REQUIREMENT:
Please repeat the entries word for word and keep the images out.

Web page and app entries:
<<<<

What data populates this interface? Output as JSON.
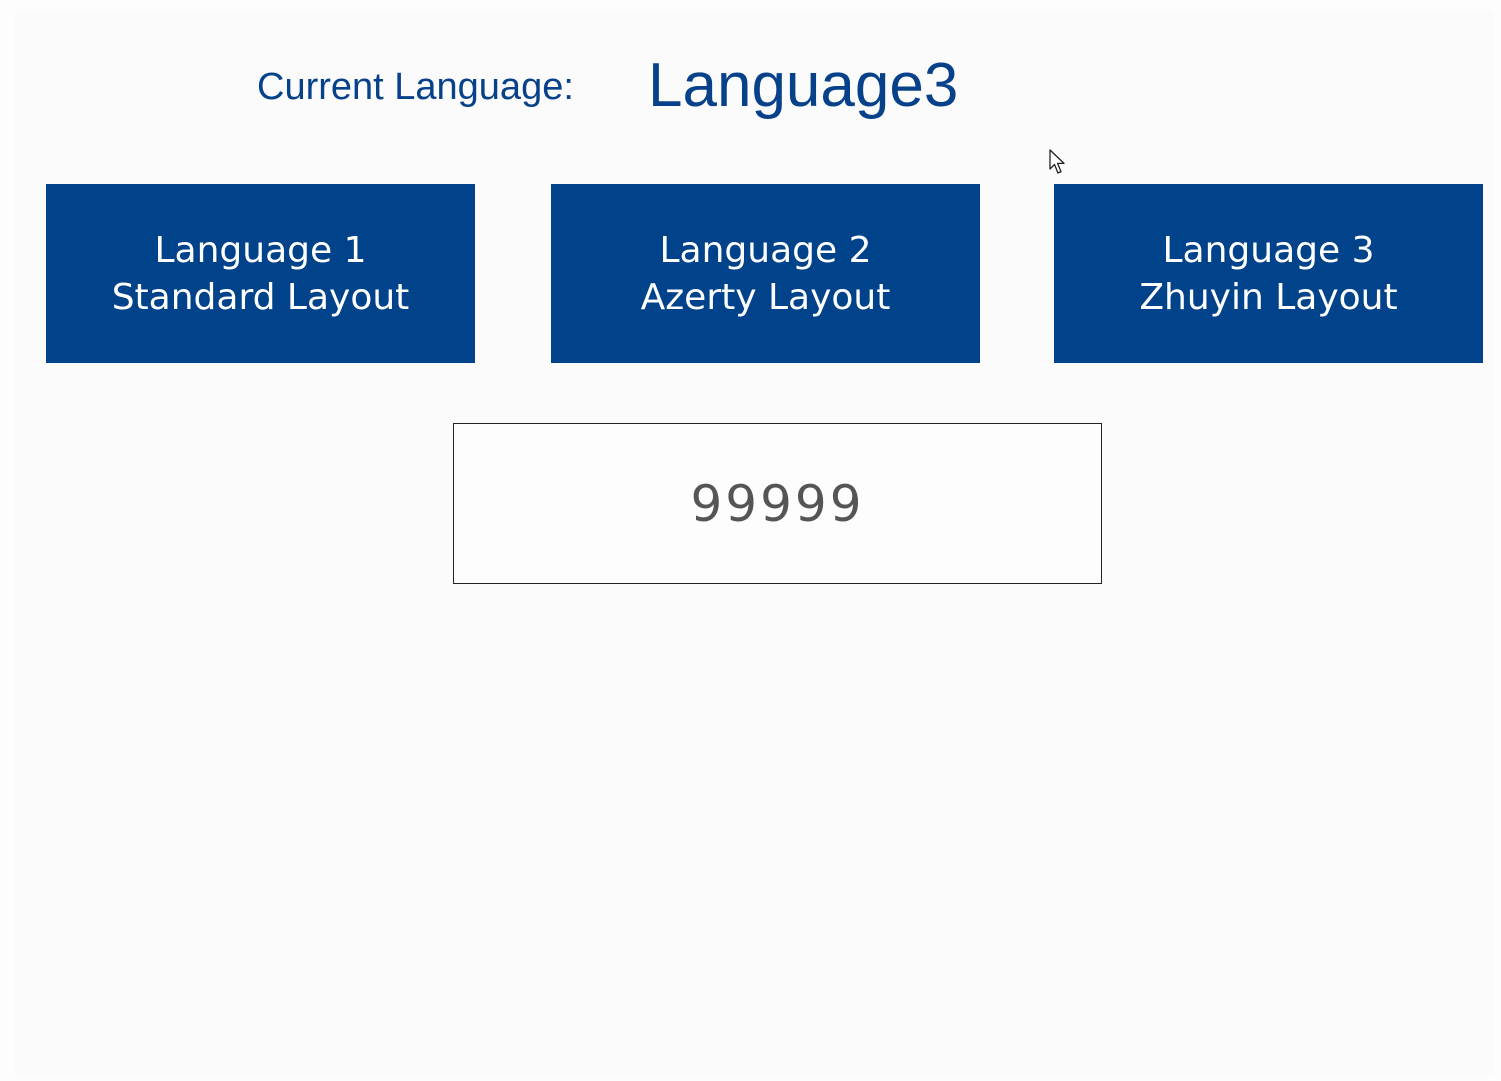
{
  "header": {
    "current_language_label": "Current Language:",
    "current_language_value": "Language3"
  },
  "buttons": [
    {
      "line1": "Language 1",
      "line2": "Standard Layout"
    },
    {
      "line1": "Language 2",
      "line2": "Azerty Layout"
    },
    {
      "line1": "Language 3",
      "line2": "Zhuyin Layout"
    }
  ],
  "number_field": {
    "value": "99999"
  },
  "colors": {
    "accent": "#01438a",
    "label_text": "#07418a",
    "background": "#fbfbfb"
  },
  "icons": {
    "cursor": "mouse-pointer-icon"
  }
}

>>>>

OUTPUT FOR THIS TASK:
What data populates this interface? Output as JSON.
{
  "header": {
    "current_language_label": "Current Language:",
    "current_language_value": "Language3"
  },
  "buttons": [
    {
      "line1": "Language 1",
      "line2": "Standard Layout"
    },
    {
      "line1": "Language 2",
      "line2": "Azerty Layout"
    },
    {
      "line1": "Language 3",
      "line2": "Zhuyin Layout"
    }
  ],
  "number_field": {
    "value": "99999"
  },
  "colors": {
    "accent": "#01438a",
    "label_text": "#07418a",
    "background": "#fbfbfb"
  },
  "icons": {
    "cursor": "mouse-pointer-icon"
  }
}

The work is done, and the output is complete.